- **Directions**
What lines in the material hold the string "label"? Copy out each of them.

- **Input**

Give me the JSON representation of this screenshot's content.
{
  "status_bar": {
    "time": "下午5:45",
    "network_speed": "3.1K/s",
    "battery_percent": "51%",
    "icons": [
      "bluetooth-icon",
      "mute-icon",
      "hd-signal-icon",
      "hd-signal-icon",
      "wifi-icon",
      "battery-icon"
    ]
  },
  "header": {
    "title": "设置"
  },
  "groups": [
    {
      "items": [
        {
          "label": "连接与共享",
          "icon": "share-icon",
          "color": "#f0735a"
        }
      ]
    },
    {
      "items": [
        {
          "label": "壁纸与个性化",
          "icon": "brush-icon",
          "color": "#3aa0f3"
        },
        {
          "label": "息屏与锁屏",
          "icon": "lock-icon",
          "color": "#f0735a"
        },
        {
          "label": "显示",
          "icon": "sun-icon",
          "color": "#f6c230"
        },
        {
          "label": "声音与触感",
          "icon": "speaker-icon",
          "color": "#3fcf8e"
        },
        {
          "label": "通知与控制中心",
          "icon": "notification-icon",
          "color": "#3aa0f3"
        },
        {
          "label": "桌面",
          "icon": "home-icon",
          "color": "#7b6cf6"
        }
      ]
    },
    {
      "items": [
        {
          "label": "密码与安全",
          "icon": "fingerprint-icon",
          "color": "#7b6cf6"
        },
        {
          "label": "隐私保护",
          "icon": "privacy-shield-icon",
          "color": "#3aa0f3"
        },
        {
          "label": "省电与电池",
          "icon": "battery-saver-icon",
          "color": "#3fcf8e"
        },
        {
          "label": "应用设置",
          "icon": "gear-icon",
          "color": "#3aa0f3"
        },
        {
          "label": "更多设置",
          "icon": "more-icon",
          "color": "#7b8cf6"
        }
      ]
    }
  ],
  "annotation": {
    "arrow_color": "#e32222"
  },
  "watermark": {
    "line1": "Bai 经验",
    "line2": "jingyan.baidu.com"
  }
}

- **Result**
          "label": "连接与共享",
          "label": "壁纸与个性化",
          "label": "息屏与锁屏",
          "label": "显示",
          "label": "声音与触感",
          "label": "通知与控制中心",
          "label": "桌面",
          "label": "密码与安全",
          "label": "隐私保护",
          "label": "省电与电池",
          "label": "应用设置",
          "label": "更多设置",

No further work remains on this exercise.